*** Opening RECORDS FOR THE TASK ***

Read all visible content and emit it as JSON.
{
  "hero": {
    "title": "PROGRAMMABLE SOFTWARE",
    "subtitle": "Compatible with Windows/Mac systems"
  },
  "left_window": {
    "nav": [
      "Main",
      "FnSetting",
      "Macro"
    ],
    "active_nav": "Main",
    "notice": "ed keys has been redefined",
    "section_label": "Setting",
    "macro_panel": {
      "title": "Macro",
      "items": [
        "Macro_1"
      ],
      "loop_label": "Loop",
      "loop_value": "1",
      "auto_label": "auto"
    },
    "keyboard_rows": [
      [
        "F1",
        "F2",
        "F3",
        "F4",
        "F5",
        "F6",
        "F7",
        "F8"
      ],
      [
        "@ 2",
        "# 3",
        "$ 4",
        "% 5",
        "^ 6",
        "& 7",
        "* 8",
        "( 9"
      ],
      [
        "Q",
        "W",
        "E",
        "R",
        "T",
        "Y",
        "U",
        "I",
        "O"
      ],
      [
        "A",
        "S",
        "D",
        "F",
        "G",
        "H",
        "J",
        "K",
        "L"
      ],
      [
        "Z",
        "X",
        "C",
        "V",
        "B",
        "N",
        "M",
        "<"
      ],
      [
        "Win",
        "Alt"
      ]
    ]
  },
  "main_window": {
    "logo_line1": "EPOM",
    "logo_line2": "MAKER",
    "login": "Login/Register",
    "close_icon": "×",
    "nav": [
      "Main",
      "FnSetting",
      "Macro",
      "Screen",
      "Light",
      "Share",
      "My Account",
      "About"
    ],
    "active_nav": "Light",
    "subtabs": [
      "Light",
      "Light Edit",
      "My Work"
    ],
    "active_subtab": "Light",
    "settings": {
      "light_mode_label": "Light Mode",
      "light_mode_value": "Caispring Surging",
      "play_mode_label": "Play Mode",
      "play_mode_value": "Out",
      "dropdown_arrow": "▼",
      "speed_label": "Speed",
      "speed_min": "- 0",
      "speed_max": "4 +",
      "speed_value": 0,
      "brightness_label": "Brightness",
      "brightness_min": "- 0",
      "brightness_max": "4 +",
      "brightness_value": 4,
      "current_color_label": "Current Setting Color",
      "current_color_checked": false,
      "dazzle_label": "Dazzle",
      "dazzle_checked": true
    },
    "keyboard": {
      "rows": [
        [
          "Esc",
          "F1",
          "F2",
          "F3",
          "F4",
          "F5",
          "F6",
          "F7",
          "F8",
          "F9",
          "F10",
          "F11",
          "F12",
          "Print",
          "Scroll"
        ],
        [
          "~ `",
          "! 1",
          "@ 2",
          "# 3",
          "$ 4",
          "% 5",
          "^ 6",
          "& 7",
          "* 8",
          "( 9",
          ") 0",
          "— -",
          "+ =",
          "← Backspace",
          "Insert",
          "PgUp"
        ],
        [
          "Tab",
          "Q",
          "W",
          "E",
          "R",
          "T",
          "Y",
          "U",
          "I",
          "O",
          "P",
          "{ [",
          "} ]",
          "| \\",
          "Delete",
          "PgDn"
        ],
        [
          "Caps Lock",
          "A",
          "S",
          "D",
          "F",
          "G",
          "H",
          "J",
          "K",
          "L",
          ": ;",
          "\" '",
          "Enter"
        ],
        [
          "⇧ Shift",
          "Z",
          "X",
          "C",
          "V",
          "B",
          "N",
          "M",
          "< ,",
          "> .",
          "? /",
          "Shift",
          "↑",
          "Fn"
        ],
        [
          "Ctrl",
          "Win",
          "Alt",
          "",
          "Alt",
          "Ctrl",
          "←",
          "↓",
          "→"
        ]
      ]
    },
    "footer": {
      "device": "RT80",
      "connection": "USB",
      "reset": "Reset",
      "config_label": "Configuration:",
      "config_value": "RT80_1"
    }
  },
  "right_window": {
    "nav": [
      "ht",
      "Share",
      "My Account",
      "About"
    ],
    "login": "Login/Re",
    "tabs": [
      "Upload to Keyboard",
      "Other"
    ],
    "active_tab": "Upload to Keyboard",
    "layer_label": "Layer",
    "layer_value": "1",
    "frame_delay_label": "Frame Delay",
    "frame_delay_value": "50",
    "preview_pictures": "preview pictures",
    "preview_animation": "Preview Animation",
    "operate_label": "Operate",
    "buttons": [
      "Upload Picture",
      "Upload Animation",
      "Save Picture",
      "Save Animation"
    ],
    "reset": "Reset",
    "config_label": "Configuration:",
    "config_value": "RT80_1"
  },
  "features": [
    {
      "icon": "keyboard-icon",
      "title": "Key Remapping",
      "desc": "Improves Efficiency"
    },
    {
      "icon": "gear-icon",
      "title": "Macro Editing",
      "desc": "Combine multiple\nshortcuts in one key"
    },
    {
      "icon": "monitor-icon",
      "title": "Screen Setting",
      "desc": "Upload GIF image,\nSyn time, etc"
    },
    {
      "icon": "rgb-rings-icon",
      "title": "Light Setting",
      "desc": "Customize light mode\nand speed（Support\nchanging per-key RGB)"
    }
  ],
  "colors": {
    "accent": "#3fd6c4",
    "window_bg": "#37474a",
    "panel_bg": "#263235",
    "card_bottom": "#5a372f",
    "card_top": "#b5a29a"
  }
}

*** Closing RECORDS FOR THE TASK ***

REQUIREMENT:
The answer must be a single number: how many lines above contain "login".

RESPONSE TO THIS EXERCISE:
2